The victory in men’s big air went to Norway’s Mons Roisland, who stomped a switch backside 1620 and a frontside 1440 tail grab on his jumps.

Three more selection events for the slopestyle and big air team still remain, and all three will be slopestyle events. Dew Tour will host a selection event next week in Breckenridge, then there will be a break until Olympic qualifying resumes in January with competitions at Aspen and Mammoth.

U.S. Grand Prix at Copper Mountain Results

Men’s Snowboard Big Air
1. Mons Roisland (NOR), 182.75
2. Chris Corning (USA), 177.25
3. Chandler Hunt (USA), 159.00
4. Ryan Stassel (USA), 154.50
5. Max Parrot (CAN), 121.50

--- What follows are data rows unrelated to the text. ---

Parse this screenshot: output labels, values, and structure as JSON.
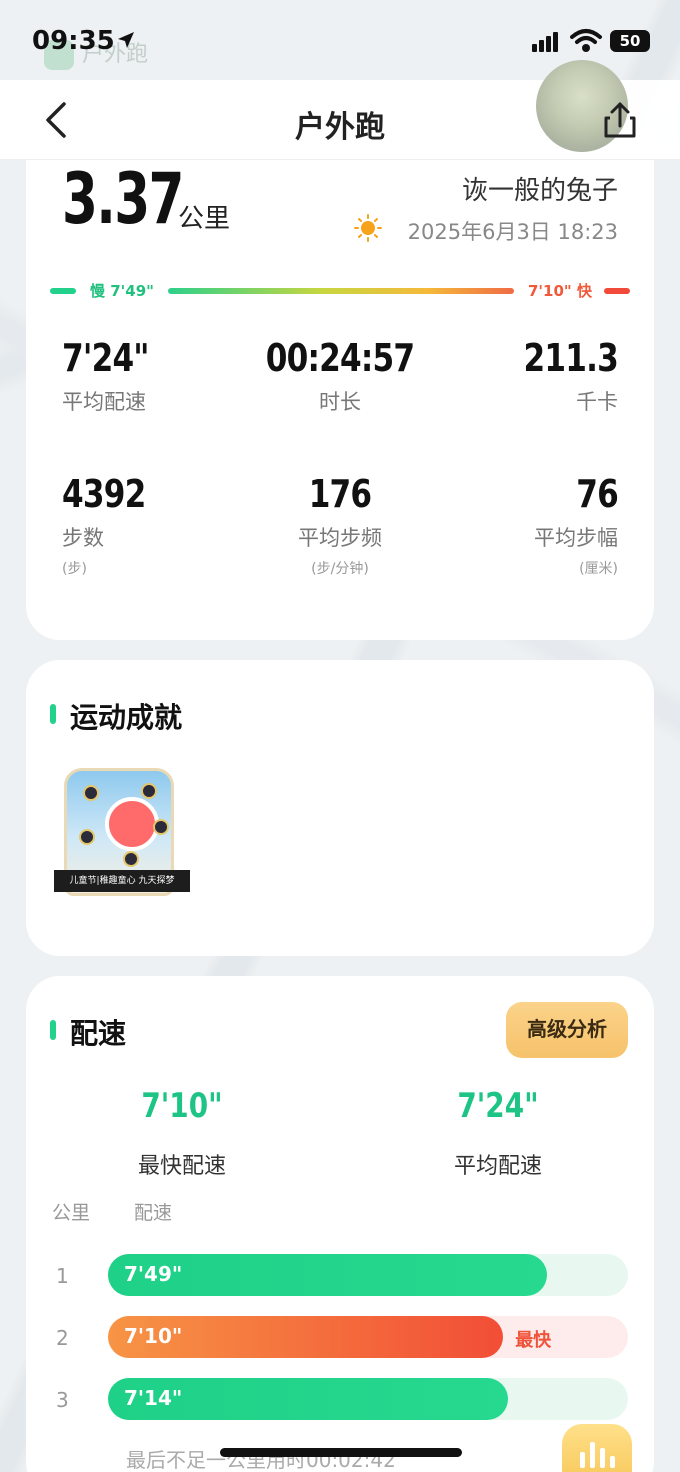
{
  "status_bar": {
    "time": "09:35",
    "battery": "50",
    "ghost_app_label": "户外跑"
  },
  "nav": {
    "title": "户外跑"
  },
  "summary": {
    "distance": "3.37",
    "distance_unit": "公里",
    "username": "诙一般的兔子",
    "date": "2025年6月3日 18:23",
    "pace_legend": {
      "slow": "慢 7'49\"",
      "fast": "7'10\" 快"
    },
    "metrics_row1": [
      {
        "value": "7'24\"",
        "label": "平均配速"
      },
      {
        "value": "00:24:57",
        "label": "时长"
      },
      {
        "value": "211.3",
        "label": "千卡"
      }
    ],
    "metrics_row2": [
      {
        "value": "4392",
        "label": "步数",
        "unit": "(步)"
      },
      {
        "value": "176",
        "label": "平均步频",
        "unit": "(步/分钟)"
      },
      {
        "value": "76",
        "label": "平均步幅",
        "unit": "(厘米)"
      }
    ]
  },
  "achievements": {
    "title": "运动成就",
    "badge_caption": "儿童节|稚趣童心 九天探梦"
  },
  "pace": {
    "title": "配速",
    "advanced_button": "高级分析",
    "fastest": {
      "value": "7'10\"",
      "label": "最快配速"
    },
    "average": {
      "value": "7'24\"",
      "label": "平均配速"
    },
    "col_km": "公里",
    "col_pace": "配速",
    "rows": [
      {
        "km": "1",
        "pace": "7'49\"",
        "fraction": 0.845,
        "fastest": false
      },
      {
        "km": "2",
        "pace": "7'10\"",
        "fraction": 0.76,
        "fastest": true,
        "tag": "最快"
      },
      {
        "km": "3",
        "pace": "7'14\"",
        "fraction": 0.77,
        "fastest": false
      }
    ],
    "footnote": "最后不足一公里用时00:02:42"
  },
  "colors": {
    "accent_green": "#22d18b",
    "fast_orange": "#f0523a",
    "button_gold": "#f6c26b"
  }
}
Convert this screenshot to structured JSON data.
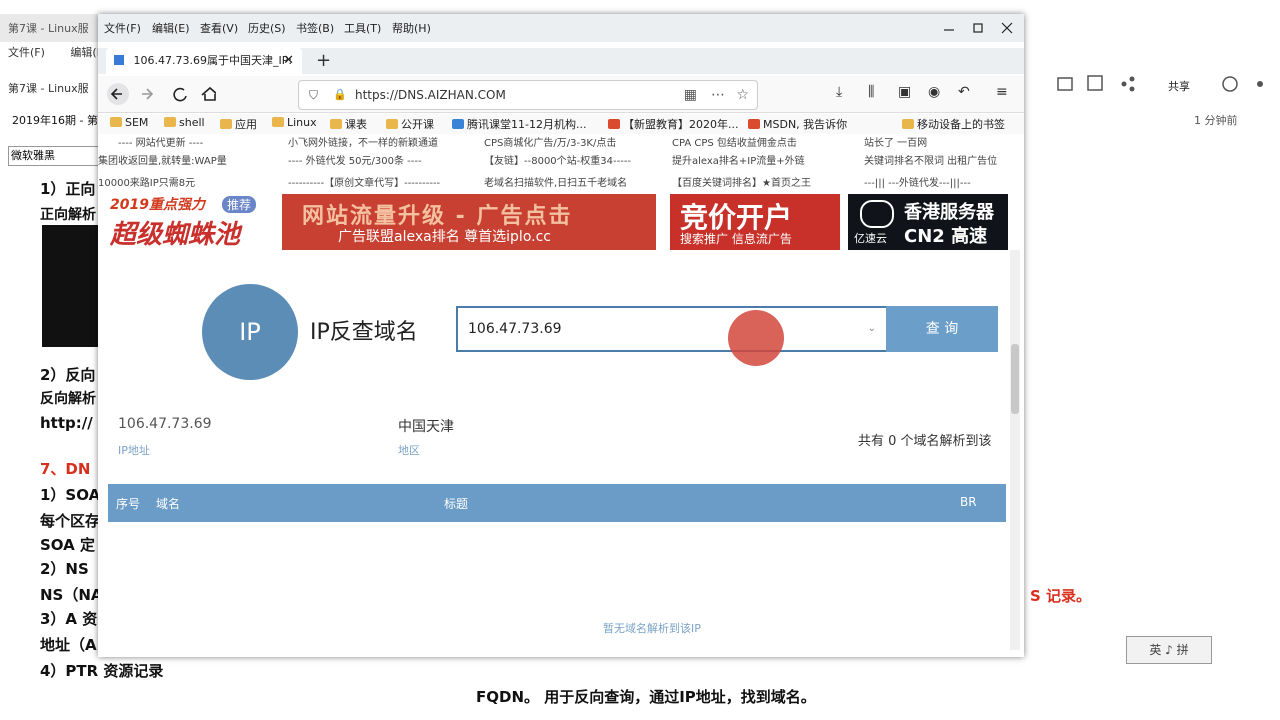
{
  "background_doc": {
    "tab": "第7课 - Linux服",
    "menu": [
      "文件(F)",
      "编辑(E)",
      "查看(V)"
    ],
    "doc_title": "第7课 - Linux服",
    "date_item": "2019年16期 - 第",
    "font_box": "微软雅黑",
    "lines": {
      "l1": "1）正向",
      "l2": "正向解析",
      "l3": "2）反向",
      "l4": "反向解析",
      "l5": "http://",
      "l6": "7、DN",
      "l7": "1）SOA",
      "l8": "每个区存",
      "l9": "SOA 定",
      "l10": "2）NS",
      "l11": "NS（NA",
      "l12": "3）A 资",
      "l13": "地址（A",
      "l14": "4）PTR 资源记录",
      "l15": "FQDN。 用于反向查询，通过IP地址，找到域名。"
    },
    "share_label": "共享",
    "time_label": "1 分钟前",
    "red_right": "S 记录。",
    "ime": "英 ♪ 拼"
  },
  "browser": {
    "menu": [
      "文件(F)",
      "编辑(E)",
      "查看(V)",
      "历史(S)",
      "书签(B)",
      "工具(T)",
      "帮助(H)"
    ],
    "tab_title": "106.47.73.69属于中国天津_IP:",
    "url": "https://DNS.AIZHAN.COM",
    "bookmarks": [
      "SEM",
      "shell",
      "应用",
      "Linux",
      "课表",
      "公开课",
      "腾讯课堂11-12月机构...",
      "【新盟教育】2020年...",
      "MSDN, 我告诉你",
      "移动设备上的书签"
    ],
    "ads": {
      "r1c1": "---- 网站代更新 ----",
      "r1c2": "小飞网外链接，不一样的新颖通道",
      "r1c3": "CPS商城化广告/万/3-3K/点击",
      "r1c4": "CPA CPS 包结收益佣金点击",
      "r1c5": "站长了 一百网",
      "r2c1": "集团收返回量,就转量:WAP量",
      "r2c2": "---- 外链代发 50元/300条 ----",
      "r2c3": "【友链】--8000个站-权重34-----",
      "r2c4": "提升alexa排名+IP流量+外链",
      "r2c5": "关键词排名不限词 出租广告位",
      "r3c1": "10000来路IP只需8元",
      "r3c2": "----------【原创文章代写】----------",
      "r3c3": "老域名扫描软件,日扫五千老域名",
      "r3c4": "【百度关键词排名】★首页之王",
      "r3c5": "---||| ---外链代发---|||---"
    },
    "banners": {
      "b1_top": "2019重点强力",
      "b1_badge": "推荐",
      "b1_main": "超级蜘蛛池",
      "b2_main": "网站流量升级 - 广告点击",
      "b2_sub": "广告联盟alexa排名 尊首选iplo.cc",
      "b3_main": "竞价开户",
      "b3_sub": "搜索推广 信息流广告",
      "b4_brand": "亿速云",
      "b4_main": "香港服务器",
      "b4_sub": "CN2 高速"
    },
    "search": {
      "circle_text": "IP",
      "title": "IP反查域名",
      "input_value": "106.47.73.69",
      "button": "查 询"
    },
    "result": {
      "ip": "106.47.73.69",
      "ip_label": "IP地址",
      "location": "中国天津",
      "location_label": "地区",
      "count": "共有 0 个域名解析到该"
    },
    "table": {
      "headers": [
        "序号",
        "域名",
        "标题",
        "BR"
      ]
    },
    "empty_message": "暂无域名解析到该IP"
  },
  "colors": {
    "accent_blue": "#6a9cc7",
    "circle_blue": "#5b8db7",
    "doc_red": "#d9301e"
  }
}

Women’s Snowboard Big Air
1. Reira Iwabuchi (JPN), 169.25
2. Julia Marino (USA), 160.25
3. Silje Norendal (NOR), 156.75
4. Jamie Anderson (USA), 151.50
5. Sina Candrian (SUI), 135.50

U.S. Olympic Qualifying Standings

Men’s Snowboard Slopestyle/Big Air
1. Red Gerard, 1400*
2. Chris Corning, 1200*
3. Chandler Hunt, 1160*
4. Kyle Mack, 1000*
5. Judd Henkes, 1000

Women’s Snowboard Slopestyle/Big Air
1. Jamie Anderson, 1800*
2. Julia Marino, 1600*
3. Hailey Langland, 1300*
4. Jessika Jenson, 1050
5. Nora Healey, 950

*Has automatic qualifying minimum of one top-three result.